In the earlier post I presented the “Five Organizational Patterns for Strategic Management“. It included a model that can be used for reflexivity, which I called simply “The Pentagram“. I consciously didn’t want to give it any specific name as the main focus of the model is to provide material for reflexivity, not to create any fixed models of the social reality we are living in.
I also promised to give some concrete examples of how to use this model i practice. Here is one example how we used this to make sense of the current environment of an Organizational Development team:
As there were only three days to Christmas, we decided to call the exercise “Christmas Star“. Here’s what we did in practice.
- We prepared a list of items that are most probably relevant to the participants. The items included tasks (e.g. defining quality criteria, facilitating meetings, supporting program management, coaching), roles (e.g. Quality Manager, Coach, OD Manager), key relations (e.g. program manager “X”, test engineer “Y”) and social objects in general (e.g. negotiations of criteria fulfillment, weekly meetings, working processes). This list was used as an example to give the participants an idea what kind of items we are looking for.
- We divided the participants in small groups. Each group had their own little Christmas Stars and they brainstormed more items that were relevant to them, writing those in 3M stickers.
- We went through the five organizational patterns that are represented by the five spikes of Christmas Star: Explicit, Equivocal, Cooperative, Evolving, Uncontrollable. We explained what they meant – what kind of social complexity, what kind of responsive patterns are typical for them. And then we put few items to the different spikes as an example.
- Small groups went through their own items and placed them to the relevant spikes. Some of the items were split and divided to multiple spikes, some of them were on several spikes at the same time.
- We grouped all the key items on a bigger, common Christmas Star trying to create a consensus on where they belonged to. The star was made on the floor and flip charts represented the respective spikes.

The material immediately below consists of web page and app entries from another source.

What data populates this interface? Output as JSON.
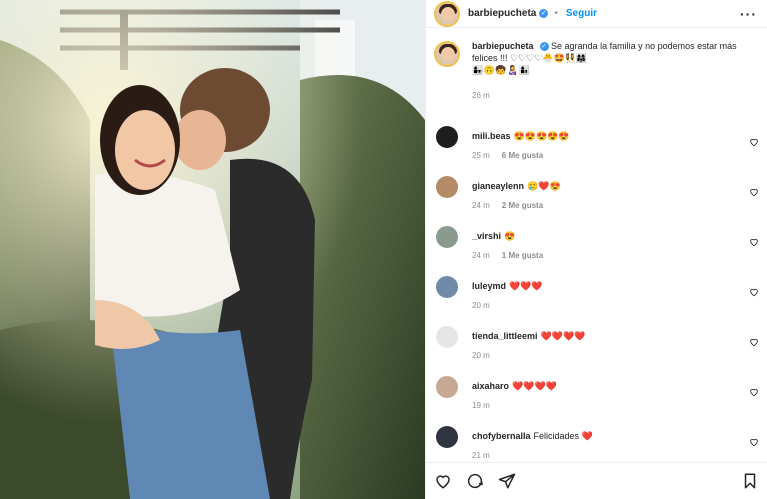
{
  "post": {
    "username": "barbiepucheta",
    "follow_label": "Seguir",
    "caption": "Se agranda la familia y no podemos estar más felices !!! ♡♡♡♡🐣🤩👯‍♀️👩‍👩‍👧",
    "caption_emojis": "👩‍👧🙃🧒👩‍🍼👩‍👦",
    "time": "26 m"
  },
  "comments": [
    {
      "user": "mili.beas",
      "text": "😍😍😍😍😍",
      "time": "25 m",
      "likes": "6 Me gusta"
    },
    {
      "user": "gianeaylenn",
      "text": "🥲❤️😍",
      "time": "24 m",
      "likes": "2 Me gusta"
    },
    {
      "user": "_virshi",
      "text": "😍",
      "time": "24 m",
      "likes": "1 Me gusta"
    },
    {
      "user": "luleymd",
      "text": "❤️❤️❤️",
      "time": "20 m",
      "likes": ""
    },
    {
      "user": "tienda_littleemi",
      "text": "❤️❤️❤️❤️",
      "time": "20 m",
      "likes": ""
    },
    {
      "user": "aixaharo",
      "text": "❤️❤️❤️❤️",
      "time": "19 m",
      "likes": ""
    },
    {
      "user": "chofybernalla",
      "text": "Felicidades ❤️",
      "time": "21 m",
      "likes": ""
    }
  ],
  "icons": {
    "like": "heart-icon",
    "comment": "comment-icon",
    "share": "share-icon",
    "save": "bookmark-icon",
    "more": "more-icon",
    "verified": "verified-badge-icon"
  },
  "colors": {
    "accent": "#0095f6",
    "verified": "#3897f0",
    "heart": "#ed4956"
  }
}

- We made a strategic plan of how to continue with the items based on the organizational patterns they represented:
- All the items were roughly prioritized in their respective spikes.
- Explicit and Equivocal patterns were made as an action points. They were assigned to relevant individuals / small groups.
- Cooperative patterns were studied. Items were grouped together as logical wholes. Rough analysis of the required group/team was made. Items were then assigned as working items to those groups/teams.
- Evolving items were studied and grouped together. Rough analysis of required network and a plan for the working process was made. Emphasis was put on the need to re-visit the structure of the network and the working process in iterative manner. This is the spike that requires the most of the work. If possible, there should be at least 1-2 hours of time reserved to work these plans out.
- Uncontrollable items were studied too. With critical items, a follow-up process was established to make reactive decisions based on the particular situation at hand and to see where the items were moving towards.
The focus of the exercises was two-fold:
First of all, they provided opportunities to reflect upon what kind of environment the team was currently working on. People discussed in small groups and in a bigger group about the different elements of their work. Essentially they were socially constructing a view of their work together. These discussions also provided lots of material for their private inner dialogue.
The second element of the exercises was to create patterns of cooperation. These cooperative patterns would provide means to work with the different aspects of the work environment. The spikes of the Christmas Star provided a way to look at what kind of patterns were going on – the “items” represented actual patterns. By becoming more aware of what kind of patterns they are dealing with, people could adapt to them more consciously. The planning provided an opportunity to create shared meaning to the items and to visualize/verbalize the process of adapting to these patterns.
After the meeting it was agreed to go through these exercises again after some period of time. The reason for this is that social situations are always evolving. New items are emerging and old items decaying. It is also probable that some of the items will move from one spike to another. For example, some items might move from evolving to cooperative as they stabilize and some items may move from cooperative to uncontrollable after some conflicts etc. It is important to note that this process is just providing opportunities to reflexivity in that temporal situation.